**Your assignment:**
Retype the entries word for word, leaving nothing out.
§ §
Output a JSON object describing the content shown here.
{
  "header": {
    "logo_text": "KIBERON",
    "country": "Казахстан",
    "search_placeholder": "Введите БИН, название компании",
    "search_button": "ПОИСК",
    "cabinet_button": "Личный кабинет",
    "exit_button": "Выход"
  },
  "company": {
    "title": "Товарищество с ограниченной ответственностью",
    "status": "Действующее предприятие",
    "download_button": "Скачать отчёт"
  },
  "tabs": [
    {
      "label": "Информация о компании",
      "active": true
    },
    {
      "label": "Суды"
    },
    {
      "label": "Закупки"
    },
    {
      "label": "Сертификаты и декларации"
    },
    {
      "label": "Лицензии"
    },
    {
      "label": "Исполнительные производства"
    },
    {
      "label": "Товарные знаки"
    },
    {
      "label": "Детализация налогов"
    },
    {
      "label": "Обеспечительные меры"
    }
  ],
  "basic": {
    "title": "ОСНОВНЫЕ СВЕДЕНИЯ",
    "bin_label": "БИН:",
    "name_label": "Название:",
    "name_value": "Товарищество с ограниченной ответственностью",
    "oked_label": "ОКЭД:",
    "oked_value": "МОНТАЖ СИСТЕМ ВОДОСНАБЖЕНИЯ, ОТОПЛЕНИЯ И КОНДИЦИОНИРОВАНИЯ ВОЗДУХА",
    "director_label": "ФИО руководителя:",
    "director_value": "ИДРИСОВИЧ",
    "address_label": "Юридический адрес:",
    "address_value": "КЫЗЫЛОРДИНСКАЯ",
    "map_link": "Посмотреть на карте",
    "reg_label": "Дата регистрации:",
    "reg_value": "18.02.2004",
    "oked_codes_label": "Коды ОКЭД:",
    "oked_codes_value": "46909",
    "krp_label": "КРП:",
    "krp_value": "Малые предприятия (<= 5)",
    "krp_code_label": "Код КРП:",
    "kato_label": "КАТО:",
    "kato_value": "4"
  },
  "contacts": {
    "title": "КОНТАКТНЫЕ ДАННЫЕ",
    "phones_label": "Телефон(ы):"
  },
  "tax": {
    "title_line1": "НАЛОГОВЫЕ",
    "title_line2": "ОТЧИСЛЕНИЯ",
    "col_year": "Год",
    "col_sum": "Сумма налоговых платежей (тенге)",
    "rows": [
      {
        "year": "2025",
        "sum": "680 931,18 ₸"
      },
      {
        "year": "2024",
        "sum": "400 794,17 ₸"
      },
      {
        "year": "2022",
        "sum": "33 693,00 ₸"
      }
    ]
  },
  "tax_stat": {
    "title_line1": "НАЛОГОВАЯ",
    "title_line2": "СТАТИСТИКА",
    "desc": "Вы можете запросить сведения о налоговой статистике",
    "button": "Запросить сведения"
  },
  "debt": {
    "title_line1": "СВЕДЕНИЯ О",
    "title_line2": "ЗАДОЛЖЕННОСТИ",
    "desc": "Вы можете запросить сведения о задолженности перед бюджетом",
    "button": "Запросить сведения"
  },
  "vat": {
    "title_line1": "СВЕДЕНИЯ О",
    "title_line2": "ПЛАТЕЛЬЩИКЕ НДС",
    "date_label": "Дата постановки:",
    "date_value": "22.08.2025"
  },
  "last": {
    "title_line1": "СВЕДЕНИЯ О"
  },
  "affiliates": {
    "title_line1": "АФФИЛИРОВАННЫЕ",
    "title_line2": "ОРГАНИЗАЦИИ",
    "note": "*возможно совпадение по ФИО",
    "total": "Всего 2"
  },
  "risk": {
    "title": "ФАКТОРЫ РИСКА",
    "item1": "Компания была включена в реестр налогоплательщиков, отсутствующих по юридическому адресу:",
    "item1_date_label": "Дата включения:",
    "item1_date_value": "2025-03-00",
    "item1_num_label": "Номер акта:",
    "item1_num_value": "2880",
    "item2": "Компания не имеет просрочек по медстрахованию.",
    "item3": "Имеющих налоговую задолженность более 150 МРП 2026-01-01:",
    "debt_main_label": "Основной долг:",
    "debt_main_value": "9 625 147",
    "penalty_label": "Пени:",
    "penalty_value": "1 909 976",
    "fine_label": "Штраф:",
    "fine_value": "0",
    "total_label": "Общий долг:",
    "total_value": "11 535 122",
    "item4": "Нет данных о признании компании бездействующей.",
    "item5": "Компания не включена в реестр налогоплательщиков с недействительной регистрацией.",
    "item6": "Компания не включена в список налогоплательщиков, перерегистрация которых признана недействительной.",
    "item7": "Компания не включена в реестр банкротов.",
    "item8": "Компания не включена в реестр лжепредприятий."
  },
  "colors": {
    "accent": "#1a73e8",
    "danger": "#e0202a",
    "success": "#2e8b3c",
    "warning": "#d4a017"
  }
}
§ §
**Solution to this task:**
Output a JSON object describing the content shown here.
{
  "header": {
    "logo_text": "KIBERON",
    "country": "Казахстан",
    "search_placeholder": "Введите БИН, название компании",
    "search_button": "ПОИСК",
    "cabinet_button": "Личный кабинет",
    "exit_button": "Выход"
  },
  "company": {
    "title": "Товарищество с ограниченной ответственностью",
    "status": "Действующее предприятие",
    "download_button": "Скачать отчёт"
  },
  "tabs": [
    {
      "label": "Информация о компании",
      "active": true
    },
    {
      "label": "Суды"
    },
    {
      "label": "Закупки"
    },
    {
      "label": "Сертификаты и декларации"
    },
    {
      "label": "Лицензии"
    },
    {
      "label": "Исполнительные производства"
    },
    {
      "label": "Товарные знаки"
    },
    {
      "label": "Детализация налогов"
    },
    {
      "label": "Обеспечительные меры"
    }
  ],
  "basic": {
    "title": "ОСНОВНЫЕ СВЕДЕНИЯ",
    "bin_label": "БИН:",
    "name_label": "Название:",
    "name_value": "Товарищество с ограниченной ответственностью",
    "oked_label": "ОКЭД:",
    "oked_value": "МОНТАЖ СИСТЕМ ВОДОСНАБЖЕНИЯ, ОТОПЛЕНИЯ И КОНДИЦИОНИРОВАНИЯ ВОЗДУХА",
    "director_label": "ФИО руководителя:",
    "director_value": "ИДРИСОВИЧ",
    "address_label": "Юридический адрес:",
    "address_value": "КЫЗЫЛОРДИНСКАЯ",
    "map_link": "Посмотреть на карте",
    "reg_label": "Дата регистрации:",
    "reg_value": "18.02.2004",
    "oked_codes_label": "Коды ОКЭД:",
    "oked_codes_value": "46909",
    "krp_label": "КРП:",
    "krp_value": "Малые предприятия (<= 5)",
    "krp_code_label": "Код КРП:",
    "kato_label": "КАТО:",
    "kato_value": "4"
  },
  "contacts": {
    "title": "КОНТАКТНЫЕ ДАННЫЕ",
    "phones_label": "Телефон(ы):"
  },
  "tax": {
    "title_line1": "НАЛОГОВЫЕ",
    "title_line2": "ОТЧИСЛЕНИЯ",
    "col_year": "Год",
    "col_sum": "Сумма налоговых платежей (тенге)",
    "rows": [
      {
        "year": "2025",
        "sum": "680 931,18 ₸"
      },
      {
        "year": "2024",
        "sum": "400 794,17 ₸"
      },
      {
        "year": "2022",
        "sum": "33 693,00 ₸"
      }
    ]
  },
  "tax_stat": {
    "title_line1": "НАЛОГОВАЯ",
    "title_line2": "СТАТИСТИКА",
    "desc": "Вы можете запросить сведения о налоговой статистике",
    "button": "Запросить сведения"
  },
  "debt": {
    "title_line1": "СВЕДЕНИЯ О",
    "title_line2": "ЗАДОЛЖЕННОСТИ",
    "desc": "Вы можете запросить сведения о задолженности перед бюджетом",
    "button": "Запросить сведения"
  },
  "vat": {
    "title_line1": "СВЕДЕНИЯ О",
    "title_line2": "ПЛАТЕЛЬЩИКЕ НДС",
    "date_label": "Дата постановки:",
    "date_value": "22.08.2025"
  },
  "last": {
    "title_line1": "СВЕДЕНИЯ О"
  },
  "affiliates": {
    "title_line1": "АФФИЛИРОВАННЫЕ",
    "title_line2": "ОРГАНИЗАЦИИ",
    "note": "*возможно совпадение по ФИО",
    "total": "Всего 2"
  },
  "risk": {
    "title": "ФАКТОРЫ РИСКА",
    "item1": "Компания была включена в реестр налогоплательщиков, отсутствующих по юридическому адресу:",
    "item1_date_label": "Дата включения:",
    "item1_date_value": "2025-03-00",
    "item1_num_label": "Номер акта:",
    "item1_num_value": "2880",
    "item2": "Компания не имеет просрочек по медстрахованию.",
    "item3": "Имеющих налоговую задолженность более 150 МРП 2026-01-01:",
    "debt_main_label": "Основной долг:",
    "debt_main_value": "9 625 147",
    "penalty_label": "Пени:",
    "penalty_value": "1 909 976",
    "fine_label": "Штраф:",
    "fine_value": "0",
    "total_label": "Общий долг:",
    "total_value": "11 535 122",
    "item4": "Нет данных о признании компании бездействующей.",
    "item5": "Компания не включена в реестр налогоплательщиков с недействительной регистрацией.",
    "item6": "Компания не включена в список налогоплательщиков, перерегистрация которых признана недействительной.",
    "item7": "Компания не включена в реестр банкротов.",
    "item8": "Компания не включена в реестр лжепредприятий."
  },
  "colors": {
    "accent": "#1a73e8",
    "danger": "#e0202a",
    "success": "#2e8b3c",
    "warning": "#d4a017"
  }
}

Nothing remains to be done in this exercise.